Today, in honor of National Poetry Month, I'm welcoming poet and author Laurel Garver (Never Gone and Muddy-Fingered Midnights) to the blog. Welcome, Laurel, and thanks so much!!
Make Words Your Playground.
I started writing poetry at ten, and it has been a life-long love for me--a way of writing that’s condensed, intense, and
musical. But it’s never too late to start. Here are a few favorite tips for beginning poets.
My first, ultra-obvious piece of advice would be to READ poetry. If you’re new to the genre, there’s no need to put historical barriers in your path--start reading contemporary poets. There are loads of free e-zines with wonderful poems. Every Day Poets is a favorite of mine. They post new pieces daily that are accessible (you don’t need a PhD to understand them) and cover a variety of styles and topics. My collection Muddy-Fingered Midnights also offers diverse styles and topics.
Try a beginner’s poetry class hosted by a local writer’s group, public library, or adult education evening classes at your public school. You could also try a free online course.
Or simply read some poetry-writing books and start experimenting. Here’s a list of recommendations from a beginner poet.
If I were to pick one thing that has helped me most as a poet, it would be vocabulary building. I don't mean simply picking up a thesaurus and looking for fancier ways to say things. I mean delving deep into the world of words. A poet must look not only at a word's definition, but also its connotations and connections. A poet must hear the tones and feel the
textures of words.
Developing a wide and flexible vocabulary is a life-long pursuit, not something you can master in a few weeks. Most of all, it should be fun!
Here are a few journaling exercises I recommend to open your mind to words’ many possibilities.
Select a word and spend fifteen minutes writing down every word that pops to mind to describe it, that you associate with it, that comes from a similar setting, or has similar meanings, connotations or sounds. Here's an example:
long-eared, cottontail, velvety, fluffy, tawny, spotted, lop-eared, floppy, hop, scamper, skittish, twitchy, whiskers, nibble, hutch, hole, meadows, woodlands, thickets, briar patch, Brer Rabbit, Thumper, tree roots, Peter Rabbit, Flopsy, Mopsy, blackberries, MacGregor's garden, Springtime, Easter, chocolate treats, March Hare, Alice in Wonderland, Bugs Bunny, wascally wabbit, what's up doc, carrots, munching, crunching, large litters, perpetually pregnant, fertility, multiples, growth, expansion, invasion, hare, jackrabbit, habit, Babbitt, rabid, rapid, traffic.
Select a word and delve through its many layers. Start with a basic definition. Consider what activities, settings and
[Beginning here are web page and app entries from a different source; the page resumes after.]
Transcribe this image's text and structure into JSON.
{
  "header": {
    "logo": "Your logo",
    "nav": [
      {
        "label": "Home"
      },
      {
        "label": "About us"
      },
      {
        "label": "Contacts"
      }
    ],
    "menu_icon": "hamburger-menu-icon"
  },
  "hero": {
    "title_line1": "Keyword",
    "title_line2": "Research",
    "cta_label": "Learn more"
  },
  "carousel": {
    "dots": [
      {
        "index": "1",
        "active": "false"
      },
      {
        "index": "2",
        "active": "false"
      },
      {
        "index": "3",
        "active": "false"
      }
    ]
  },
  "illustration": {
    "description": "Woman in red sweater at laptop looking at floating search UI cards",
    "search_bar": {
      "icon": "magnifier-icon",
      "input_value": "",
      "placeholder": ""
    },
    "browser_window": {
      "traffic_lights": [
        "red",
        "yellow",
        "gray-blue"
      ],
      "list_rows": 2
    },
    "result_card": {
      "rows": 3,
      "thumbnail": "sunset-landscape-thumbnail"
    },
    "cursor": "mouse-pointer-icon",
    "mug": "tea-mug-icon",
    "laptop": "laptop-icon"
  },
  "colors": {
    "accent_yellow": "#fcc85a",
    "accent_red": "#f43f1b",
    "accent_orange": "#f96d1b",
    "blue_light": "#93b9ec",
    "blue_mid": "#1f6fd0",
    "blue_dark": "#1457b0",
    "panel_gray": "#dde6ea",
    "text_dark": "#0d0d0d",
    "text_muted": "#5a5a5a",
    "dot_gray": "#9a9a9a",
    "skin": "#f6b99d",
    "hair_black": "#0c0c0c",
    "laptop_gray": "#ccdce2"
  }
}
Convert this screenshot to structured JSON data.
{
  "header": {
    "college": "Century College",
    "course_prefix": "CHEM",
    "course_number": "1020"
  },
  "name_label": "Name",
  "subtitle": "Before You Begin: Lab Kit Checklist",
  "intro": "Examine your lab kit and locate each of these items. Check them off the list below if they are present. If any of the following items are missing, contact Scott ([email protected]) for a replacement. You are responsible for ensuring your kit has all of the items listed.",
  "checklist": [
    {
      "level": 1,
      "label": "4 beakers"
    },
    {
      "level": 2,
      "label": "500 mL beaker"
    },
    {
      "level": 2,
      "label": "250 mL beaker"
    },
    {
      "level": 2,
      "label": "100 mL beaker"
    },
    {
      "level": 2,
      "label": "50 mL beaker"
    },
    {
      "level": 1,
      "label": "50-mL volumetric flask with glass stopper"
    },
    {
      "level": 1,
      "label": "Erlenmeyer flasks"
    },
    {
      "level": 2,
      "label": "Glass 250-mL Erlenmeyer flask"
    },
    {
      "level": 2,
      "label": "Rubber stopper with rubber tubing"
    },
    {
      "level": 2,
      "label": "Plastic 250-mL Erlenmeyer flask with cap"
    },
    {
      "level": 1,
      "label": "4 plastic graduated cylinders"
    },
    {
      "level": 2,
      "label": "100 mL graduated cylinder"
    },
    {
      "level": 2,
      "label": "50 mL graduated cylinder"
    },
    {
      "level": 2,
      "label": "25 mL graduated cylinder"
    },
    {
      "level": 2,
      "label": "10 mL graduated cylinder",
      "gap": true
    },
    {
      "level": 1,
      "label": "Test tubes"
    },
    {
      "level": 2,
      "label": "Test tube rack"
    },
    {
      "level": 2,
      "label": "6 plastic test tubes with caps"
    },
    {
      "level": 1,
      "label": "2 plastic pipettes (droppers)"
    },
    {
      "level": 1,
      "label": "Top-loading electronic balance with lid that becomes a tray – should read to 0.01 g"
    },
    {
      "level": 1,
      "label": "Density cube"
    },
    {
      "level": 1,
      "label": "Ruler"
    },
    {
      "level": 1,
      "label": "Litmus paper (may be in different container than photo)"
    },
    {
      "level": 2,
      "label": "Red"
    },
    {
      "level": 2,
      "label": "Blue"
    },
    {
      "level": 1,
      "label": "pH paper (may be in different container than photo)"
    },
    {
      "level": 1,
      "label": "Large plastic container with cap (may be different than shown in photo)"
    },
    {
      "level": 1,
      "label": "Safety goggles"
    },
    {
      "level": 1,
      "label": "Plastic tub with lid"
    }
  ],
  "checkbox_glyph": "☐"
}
literature/films/music you associate with the word. What rhymes with it? What almost rhymes with it? What sounds ring loudest in the word? What do you sense(hear, feel) from those dominant sounds apart from the word’s meaning? In other
words, if you didn't know what the word meant and had to guess based on how it sounds, what meaning do you hear?
Here's an example:
Definition: A stemmed cup
Associations: wine, Holy Grail, Arthurian legend, king’s tables, celebrations, banquets, church, Eucharist, weddings, toasts, drink offerings, poisoning, drinking games
Rhymes: Alice, callous, cowl-less, Dallas, malice, towel-less
Slant rhymes: ballast, foulest, Gaulish, jealous
Dominant sounds: CH, S
Sound texture: Slicing, whistling, hissing, sword swinging, wind shear
By all means, don't limit yourself to nouns in these explorations. Pick a verb or an adjective. Open the dictionary to a
random page and choose a brand new term to research for its meaning and associations (Google can help there).
Let your imagination loose in the world of words, and you will never be at loss for poem ideas.
Does poetry intimidate you? How might read, study, and wordplay help you overcome your fears and set your imagination free?
Laurel Garver is a magazine editor, poet, and writer of faith-based fiction.She enjoys quirky independent films, British TV, and geeking out about Harry Potter and Dr. Who. She lives in Philadelphia with her husband and daughter.
About Muddy-Fingered Midnights
This thirty-poem collection is an eclectic mix of light and dark, playful and spiritual, lyric and narrative free verse. In an intricate dance of sound play, it explores how our perceptions shape our interactions with the world. Here child heroes emerge on playgrounds and in chicken coops, teens grapple with grief and taste first love, adults waver between isolation and engaged connection. It is a book about creative life, our capacity to wound and heal, and the unlikely places we find love, beauty, and grace.
Available now. $1.99 e-book Kindle / Nook / all other ereaders ; $6.50